This is a great way to relay emergency information, but most professors don’t allow cellphones to be on in class. The students who may be in the most danger may never get the warning.
“Students can call for assistance. The blue stickers around campus are designed for specific instructions for what to do in case of an emergency,” said Vice President of Student Services Robin Neal, but she would not respond directly to the question posed about the possible security threat of an active shooter without students having access to their phones.
Associate Vice President of Instruction Lisa Lawrenson also argued that ARC staff and faculty were well versed in emergency preparedness, but when asked specifically how students should handle not being able to have access to their phones in case of an emergency while in class she said, “If a student feels that strongly about taking a class where a professor doesn’t allow cellphones, they should just take another class.”
Although both vice presidents were clear that there are several administrators equipped for many types of emergencies, “professors are not required to be trained in CPR or first aid,” Neal said.
Lawrenson quickly added that, “there are several classes given for professional development to staff members of ARC, including CPR, first aid and the usage of defibrillators.”
Both Neal and Lawrenson described the ASIS program put into place by the Los Rios Police Department, which outlines procedures during an emergency.
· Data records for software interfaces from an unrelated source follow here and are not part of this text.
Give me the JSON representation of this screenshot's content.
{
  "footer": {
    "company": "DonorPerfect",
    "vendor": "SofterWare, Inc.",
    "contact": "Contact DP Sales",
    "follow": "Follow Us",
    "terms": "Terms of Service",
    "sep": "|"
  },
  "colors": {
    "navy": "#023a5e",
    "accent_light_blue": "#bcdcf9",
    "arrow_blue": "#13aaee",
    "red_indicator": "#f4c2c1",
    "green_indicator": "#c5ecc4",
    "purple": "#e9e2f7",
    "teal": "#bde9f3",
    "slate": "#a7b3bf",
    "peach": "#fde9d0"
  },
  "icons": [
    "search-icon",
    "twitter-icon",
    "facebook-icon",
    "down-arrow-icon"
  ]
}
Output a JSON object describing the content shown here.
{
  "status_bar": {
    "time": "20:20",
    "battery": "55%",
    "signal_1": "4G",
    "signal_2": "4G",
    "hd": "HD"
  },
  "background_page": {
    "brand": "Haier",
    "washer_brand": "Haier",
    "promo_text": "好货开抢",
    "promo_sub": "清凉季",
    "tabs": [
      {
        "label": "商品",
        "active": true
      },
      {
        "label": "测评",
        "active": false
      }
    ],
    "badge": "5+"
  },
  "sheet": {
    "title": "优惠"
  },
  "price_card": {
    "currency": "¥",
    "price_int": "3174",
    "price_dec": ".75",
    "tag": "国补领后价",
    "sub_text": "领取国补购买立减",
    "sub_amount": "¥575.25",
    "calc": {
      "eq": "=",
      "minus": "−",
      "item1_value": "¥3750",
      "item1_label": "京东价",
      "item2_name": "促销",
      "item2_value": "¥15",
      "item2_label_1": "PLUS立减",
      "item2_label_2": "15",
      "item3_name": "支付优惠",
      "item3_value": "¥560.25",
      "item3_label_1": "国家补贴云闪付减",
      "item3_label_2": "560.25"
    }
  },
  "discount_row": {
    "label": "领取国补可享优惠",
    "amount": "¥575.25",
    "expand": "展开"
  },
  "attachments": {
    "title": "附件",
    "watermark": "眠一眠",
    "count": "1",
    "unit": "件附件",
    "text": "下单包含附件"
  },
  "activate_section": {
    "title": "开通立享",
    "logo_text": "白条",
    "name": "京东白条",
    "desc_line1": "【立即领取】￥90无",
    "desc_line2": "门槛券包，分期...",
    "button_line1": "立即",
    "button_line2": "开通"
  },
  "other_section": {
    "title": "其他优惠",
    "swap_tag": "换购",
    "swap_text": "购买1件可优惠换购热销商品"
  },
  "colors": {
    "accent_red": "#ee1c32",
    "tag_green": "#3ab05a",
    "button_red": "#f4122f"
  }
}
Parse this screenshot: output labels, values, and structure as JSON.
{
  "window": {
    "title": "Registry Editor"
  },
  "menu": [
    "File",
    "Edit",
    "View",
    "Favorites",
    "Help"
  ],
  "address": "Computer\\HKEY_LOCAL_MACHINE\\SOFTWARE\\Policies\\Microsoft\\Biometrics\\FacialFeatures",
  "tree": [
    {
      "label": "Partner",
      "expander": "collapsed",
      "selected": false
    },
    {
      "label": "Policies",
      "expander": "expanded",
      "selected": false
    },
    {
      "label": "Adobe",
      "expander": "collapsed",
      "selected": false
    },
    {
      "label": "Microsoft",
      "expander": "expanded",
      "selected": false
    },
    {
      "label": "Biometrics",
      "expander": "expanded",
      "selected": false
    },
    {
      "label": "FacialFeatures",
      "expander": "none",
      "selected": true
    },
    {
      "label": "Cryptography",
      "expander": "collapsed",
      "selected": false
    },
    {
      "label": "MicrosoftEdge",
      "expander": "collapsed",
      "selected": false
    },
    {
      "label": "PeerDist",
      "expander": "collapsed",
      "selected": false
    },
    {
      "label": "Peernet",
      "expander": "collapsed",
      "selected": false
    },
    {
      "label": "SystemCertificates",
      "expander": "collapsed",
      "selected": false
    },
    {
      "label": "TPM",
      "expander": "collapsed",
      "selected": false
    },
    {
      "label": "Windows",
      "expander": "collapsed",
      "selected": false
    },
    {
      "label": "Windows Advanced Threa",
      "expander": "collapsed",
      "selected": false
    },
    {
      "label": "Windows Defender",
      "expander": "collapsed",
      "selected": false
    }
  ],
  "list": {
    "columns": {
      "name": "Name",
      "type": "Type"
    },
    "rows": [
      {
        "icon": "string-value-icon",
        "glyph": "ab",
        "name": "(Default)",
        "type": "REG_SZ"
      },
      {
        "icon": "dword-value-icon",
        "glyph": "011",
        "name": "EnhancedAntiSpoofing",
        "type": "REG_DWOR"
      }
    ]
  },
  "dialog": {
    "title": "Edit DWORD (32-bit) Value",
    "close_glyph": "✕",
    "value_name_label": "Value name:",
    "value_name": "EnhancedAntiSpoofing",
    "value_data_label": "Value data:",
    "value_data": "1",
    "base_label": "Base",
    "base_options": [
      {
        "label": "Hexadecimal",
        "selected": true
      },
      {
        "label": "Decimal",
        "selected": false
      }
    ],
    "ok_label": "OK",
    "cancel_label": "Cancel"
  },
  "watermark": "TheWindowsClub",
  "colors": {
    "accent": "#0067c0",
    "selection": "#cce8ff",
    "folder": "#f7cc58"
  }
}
“(If) an active shooter situation were to happen on campus, the staff on duty at the time of the incident would go in search of the subject, armed, and also provide any and all needed medical intervention until further resources arrived,” said Sgt. Mike Olsen of the Los Rios Police Department.
Sgt. Olsen did not know who was in charge of the text message system other that it was dealt with at the captain level or above. He also was unaware of any system with the acronym ASIS.
Professors on campus had different views of the cellphone policies for their classes.
Charles Thomsen, a geography professor, said he is “open to students using phones, because I want my students to live if there is a shooter on campus.” He also said that if a student abuses his liberal cellphone policy, he would take appropriate action as necessary with that individual.
Philosophy professor Dennis Holden thought of the issue concerning cellphone alerts and keeps his cellphone on his podium, but does not allow students to use their phones as it disrupts the class.
With ever-changing technology and the fear of liability lawsuits mounting, the LRCCD will have to face this issue and create a district-wide policy protecting students’ use of cellphones in class.
Until the time comes where students are allowed to bring their cellphones into class, Lawrenson assures all students without the cellphone notification alert that the school does have bullhorns that they can use to warn students.
Correction: The original story misspelled Lisa Lawrenson’s name.